But a lot of people come to Mansfield Park with issues of authority in mind. They believe Fanny is a person who lives under authority of her aunt and uncle and that Sir Thomas is an authoritarian, landowning man who also treats his children this way. In contrast, Faye is always very detached and clearly views herself as superior to those around her, so much so she is actually tolerant of them. Readers who are interested in Mansfield Park because they think it upholds a staid, authority-driven local structure—being inroaded by the Crawfords' sexual honesty--might imagine I was attacking authority and using Faye to do it. Faye doesn’t care about that at all. She is intelligent, can be cutting or cynical at times, enjoys socializing but keeps aloof in a way—like most of Austen’s heroines. And the story I wrote is nothing but a bubbly surface of fun, a little cynicism, and a party of shallow young people that we’re all too cheerful to hate. A formula that isn’t entirely unfamiliar either when speaking of Jane Austen.
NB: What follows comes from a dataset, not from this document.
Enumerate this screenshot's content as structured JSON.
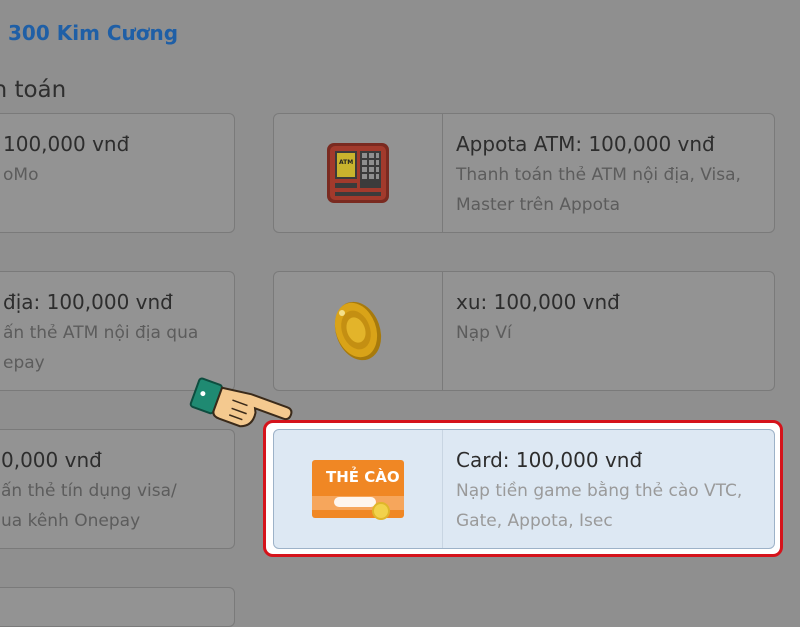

So perhaps Bellevere wasn’t a remake or a retelling. It became its own story, a different book from Mansfield Park. It deserves to be read as that, for what it is, rather than through a lens of seeing nonexistent undercurrents from the original book or the several movie adaptations. But it wasn’t read that way and by now I don’t care if it was. I just want to clarify what I believed was in the story.
And there will be more updates.
Besides Victoria, who is second oldest in the Duke of Segovia’s family, there are five other sisters. I had a moment of fried-brain when redoing the book (honestly it is very hot here in Texas right now!) and put on the back cover and descriptions everywhere that Victoria has six sisters! See, this is what happens when you can barely grasp your own material. Which, since it’s a simple little escapist fairy tale, doesn’t bode well for me.
Bella is the oldest—sometimes I call them Bella Segovia and Victoria Segovia because I didn’t really give them last names—and Victoria doesn’t understand her very well. She admires Bella as charismatic and feels she is oppressed by life in the castle. But actually, we don’t really know much of what Bella’s like. Probably because she’s really, really in the background.
Then there is Julia—who’s next after Victoria—and she ran off to get married. Now she lives with a rich, irritating man in France and the others aren’t allowed to see her. Neva is spoiled, daring, and always sneaking out of the castle. She comes to a bad end—and Lucinda is the next sister. She’s very boring and barely seen at all except she gets married too.
Araina is the youngest and in the second half she gets a lot of room. She took over the “Lulu” role from Alyce. Lulu was Alyce’s cousin and friend and a very bubbly person. “Lulu” also appeared in Millhaven Castle and is a character I worked with over and over, so it was hard to fill her shoes, but Araina was invisible in the first half so it was good to flesh her out.
And there will be more updates.
7 books published and 3 more on the way. Farmer's daughter, Star Wars fan, loves to read rather than talk about reading. Always has time to finish her WIP.